Flexible Spending Arrangements

A Flexible Spending Arrangement (FSA) is one type of option that may be offered through a cafeteria plan and gives the employees an opportunity to set aside a portion of their paycheck pre-tax for certain types of expenses. Employers may offer FSAs to reimburse expenses related to dependent care, adoption or medical care.

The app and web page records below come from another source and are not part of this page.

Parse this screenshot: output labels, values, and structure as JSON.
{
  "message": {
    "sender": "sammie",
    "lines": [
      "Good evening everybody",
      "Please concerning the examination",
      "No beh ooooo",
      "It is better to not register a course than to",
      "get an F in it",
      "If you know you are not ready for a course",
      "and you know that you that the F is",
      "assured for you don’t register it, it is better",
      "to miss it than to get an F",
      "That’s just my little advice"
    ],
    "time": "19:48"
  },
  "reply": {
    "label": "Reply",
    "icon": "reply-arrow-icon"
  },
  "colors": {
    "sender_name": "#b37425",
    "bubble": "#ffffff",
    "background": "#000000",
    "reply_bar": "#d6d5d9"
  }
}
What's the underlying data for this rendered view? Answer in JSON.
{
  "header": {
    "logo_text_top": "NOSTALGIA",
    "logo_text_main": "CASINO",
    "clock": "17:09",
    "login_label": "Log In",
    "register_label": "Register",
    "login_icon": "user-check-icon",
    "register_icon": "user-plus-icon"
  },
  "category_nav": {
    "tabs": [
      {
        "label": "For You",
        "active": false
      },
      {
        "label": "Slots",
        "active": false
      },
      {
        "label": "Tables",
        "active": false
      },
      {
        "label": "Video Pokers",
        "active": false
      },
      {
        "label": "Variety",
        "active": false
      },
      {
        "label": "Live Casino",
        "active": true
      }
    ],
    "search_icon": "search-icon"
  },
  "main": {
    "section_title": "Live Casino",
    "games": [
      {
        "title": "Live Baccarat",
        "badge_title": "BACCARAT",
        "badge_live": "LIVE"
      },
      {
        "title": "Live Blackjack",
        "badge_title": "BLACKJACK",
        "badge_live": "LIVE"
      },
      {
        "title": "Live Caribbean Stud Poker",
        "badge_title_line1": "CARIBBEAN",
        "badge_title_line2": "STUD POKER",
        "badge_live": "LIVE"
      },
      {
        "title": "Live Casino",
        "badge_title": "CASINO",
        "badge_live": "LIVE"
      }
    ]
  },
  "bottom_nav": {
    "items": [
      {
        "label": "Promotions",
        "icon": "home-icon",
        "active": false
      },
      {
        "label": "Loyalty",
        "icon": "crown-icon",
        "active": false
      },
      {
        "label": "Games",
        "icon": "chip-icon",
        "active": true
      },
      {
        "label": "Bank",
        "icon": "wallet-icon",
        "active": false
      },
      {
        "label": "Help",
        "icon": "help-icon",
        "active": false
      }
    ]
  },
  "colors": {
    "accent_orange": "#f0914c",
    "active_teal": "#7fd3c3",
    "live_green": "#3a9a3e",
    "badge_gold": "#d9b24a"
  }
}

A medical care FSA can be used to reimburse health expenses incurred by employees, their spouses or their dependents. Employees in a qualifying same-sex marriage will now be permitted to use their medical care FSA to cover health expenses incurred by his or her spouse or his or her same-sex spouse’s children. Unless an FSA plan document provides a definition of marriage or spouse (which is unlikely), it may not be necessary for employers to amend their FSAs to accommodate the change at this time. It is likely this change will be effectuated through the administration of the plan and the information that is provided to employees about the plan. Of course, the IRS may require changes to the plan documents by regulations.

As discussed above, it is not clear whether employees who are already in qualifying same-sex marriages will be able to immediately enroll their same-sex spouses in an FSA or whether they will need to wait until the end of the plan year.

Health Savings Accounts (HSA)

Health Savings Accounts (HSAs) allow employees who are enrolled in high-deductible health plans (HDHPs) (which have lower premiums and higher deductibles than most health plans) to place money pre-tax in a medical savings account to use for future healthcare expenses. Unlike funds in an FSA, which are lost if they are not used within the year, funds in an HSA can carry over from year to year. The maximum amount that an employee can contribute to his or her HSA is set annually by the IRS and is dependent on whether the employee has individual or family coverage. If one spouse has family coverage under an HSA, both spouses will be treated as having family coverage and the annual limit will be divided equally among the spouses, unless the spouses agree to an alternate division.

            Prior to Windsor, as the IRS did not recognize same-sex marriages, if one or both spouses in a same-sex marriage had dependents, they alone could contribute up to the family limit without the limit being divided across the two spouses. Now, as is the case with opposite-sex spouses, qualifying same-sex spouses’ contributions to HSAs will be combined for the purposes of the annual limit.